Spring is truly here and the garden is alive with activity. I have been taking advantage of the warmer weather with some more fermenting… Last week I made a sourdough starter to use for bread making, pizza dough, pancakes and more…
I find the art of making bread very grounding and nurturing for the soul. Especially the slow and gentle process of sourdough. This traditional technique of making bread is as old as the cultivation of grains itself. The modern version of bread using baker’s yeast to make a loaf in several hours, does not allow for the long fermentation grains require to make them more digestible.
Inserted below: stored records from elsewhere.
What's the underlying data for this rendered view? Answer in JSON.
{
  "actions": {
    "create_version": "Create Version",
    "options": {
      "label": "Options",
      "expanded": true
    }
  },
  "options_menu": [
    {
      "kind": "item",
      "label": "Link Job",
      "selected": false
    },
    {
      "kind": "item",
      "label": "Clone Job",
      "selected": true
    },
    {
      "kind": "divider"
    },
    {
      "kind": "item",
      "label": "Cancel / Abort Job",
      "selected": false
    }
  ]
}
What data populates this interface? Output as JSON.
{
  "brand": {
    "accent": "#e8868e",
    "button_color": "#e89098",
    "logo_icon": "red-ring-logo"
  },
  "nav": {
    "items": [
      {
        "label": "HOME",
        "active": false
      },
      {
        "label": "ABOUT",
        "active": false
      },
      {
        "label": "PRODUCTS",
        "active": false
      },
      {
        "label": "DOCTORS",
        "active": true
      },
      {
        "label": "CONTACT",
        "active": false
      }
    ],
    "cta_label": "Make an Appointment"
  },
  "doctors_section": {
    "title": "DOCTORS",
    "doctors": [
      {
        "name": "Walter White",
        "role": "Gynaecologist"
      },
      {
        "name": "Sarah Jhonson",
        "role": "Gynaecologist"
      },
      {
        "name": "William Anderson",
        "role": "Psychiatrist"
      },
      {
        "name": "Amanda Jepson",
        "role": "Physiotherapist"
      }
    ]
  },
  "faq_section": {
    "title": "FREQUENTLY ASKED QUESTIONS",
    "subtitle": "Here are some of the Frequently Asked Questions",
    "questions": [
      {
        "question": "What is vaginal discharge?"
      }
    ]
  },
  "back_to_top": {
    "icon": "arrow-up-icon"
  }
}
Some experts believe it is the way we are processing our grains that is resulting in such prevalent wheat and gluten intolerance. From my studies of natural nutrition, I tend to agree. The long fermentation also breaks down the phytic acid found in whole grains that can bind with minerals such as iron and zinc making them unavailable. Hence this practice of bread making also increases the nutrient value.
Making a Sourdough Starter
*In my new cookbook – Homegrown Kitchen: Everyday Recipes for Eating Well – I include a sub-section on sourdough bread making including detailed instructions on making and maintaining a successful sourdough starter. Plus three bread recipes including gluten-free bread and a rustic sourdough loaf (and many more everyday ways to use a starter). Homegrown Kitchen is available in bookstores and retailers around New Zealand and personally signed copies HERE.
Several notes before you start:
*Ideally use freshly ground flour – I order freshly ground from Terrace Farms in Canterbury. Organic flour is preferable because it will contain good amounts of wild yeast.
*Use tepid water approx. 35C (this will feel just warm to touch) to support yeast growth.
*Always use filtered water – chlorine in water may inhibit the yeast growth.
In a small jar, combine 30g (3 tablespoons) flour (I find organic wholemeal or white flour works the best, rye flour can also be used, however, it will ferment faster) with 30g (2 tablespoons) warm water. Beat together thoroughly so to incorporate air into the mixture essential for the growth of the yeast. Cover with a bowl cover or muslin cloth secured with a rubber band and leave in a warm place – I keep it on top of the fridge – for 24 hours. The purpose here is to introduce natural yeasts found in the flour into the starter.
Day 2 – 5:
Continue to feed the starter with 30g flour and 30g warm water every 24 hours. Over this time the sourdough will begin to omit a yeasty, sweetly sour smell, and start to bubble and froth. I love watching the daily changes, here are photos of day two and day four of my sourdough starter.
Once your starter looks like this and smells yeasty and sour it is ready. Depending on the temperature of your kitchen this will take 3 – 5 days in total. The starter can now be used to make bread, however please note, it can take several bread cycles before the starter is in full form so the first few breads might be a little flatter. Persevere it will get there.
Give it try, it is a wonderful thing to make with children – tending and watching the starter change daily.
*For more detailed instructions on making and maintaining a healthy sourdough starter check out new cookbook Homegrown Kitchen HERE.